Laura Levi, Laboratory technician
I took my masters in industrial biotechnology at the University Federico II of Naples. For two years, I worked as a technician at the research center of Novartis Vaccines & Diagnostics in Siena. Next step was to perform my PhD at Karolinska Institutet by focusing on the connection between chronic infection and cancer development in in vitro and in vivo models. I have been part of Dr. Aouadi’s lab since early 2016. As a research assistant, I provide technical support in the different projects.
Marcela Aparicio, PhD, Postdoctoral fellow
Liver innate immune cells and insulin resistance: the multiple facets of Kupffer cells.
J. Intern. Med. 2016 Aug;280(2):209-20
Lipid storage by adipose tissue macrophages regulates systemic glucose tolerance.
Am. J. Physiol. Endocrinol. Metab. 2014 Aug;307(4):E374-83
Local proliferation of macrophages contributes to obesity-associated adipose tissue inflammation.
Cell Metab. 2014 Jan;19(1):162-71

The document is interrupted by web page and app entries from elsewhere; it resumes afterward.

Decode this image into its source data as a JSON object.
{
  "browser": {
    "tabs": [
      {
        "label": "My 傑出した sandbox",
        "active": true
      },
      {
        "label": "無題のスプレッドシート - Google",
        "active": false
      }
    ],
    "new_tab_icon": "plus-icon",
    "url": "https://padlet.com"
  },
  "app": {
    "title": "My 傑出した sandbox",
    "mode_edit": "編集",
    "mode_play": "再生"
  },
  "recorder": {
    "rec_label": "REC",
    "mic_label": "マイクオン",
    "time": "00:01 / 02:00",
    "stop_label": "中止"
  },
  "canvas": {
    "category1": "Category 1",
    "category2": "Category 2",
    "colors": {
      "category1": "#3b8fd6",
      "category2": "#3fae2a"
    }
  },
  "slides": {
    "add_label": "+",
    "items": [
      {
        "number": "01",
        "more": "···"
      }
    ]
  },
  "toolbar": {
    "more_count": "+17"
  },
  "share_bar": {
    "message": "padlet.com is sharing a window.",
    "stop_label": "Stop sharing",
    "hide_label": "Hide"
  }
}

Activation of the Nlrp3 inflammasome in infiltrating macrophages by endocannabinoids mediates beta cell loss in type 2 diabetes.
Nat. Med. 2013 Sep;19(9):1132-40
Gene silencing in adipose tissue macrophages regulates whole-body metabolism in obese mice.
Proc. Natl. Acad. Sci. U.S.A. 2013 May;110(20):8278-83
Insulin signalling mechanisms for triacylglycerol storage.
Diabetologia 2013 May;56(5):949-64
Glucan particles for selective delivery of siRNA to phagocytic cells in mice.
Biochem. J. 2011 Jun;436(2):351-62
Coronin 2A mediates actin-dependent de-repression of inflammatory response genes.
Nature 2011 Feb;470(7334):414-8
RNAi-based therapeutic strategies for metabolic disease.
Nat Rev Endocrinol 2011 Apr;7(8):473-84
Orally delivered siRNA targeting macrophage Map4k4 suppresses systemic inflammation.
Nature 2009 Apr;458(7242):1180-4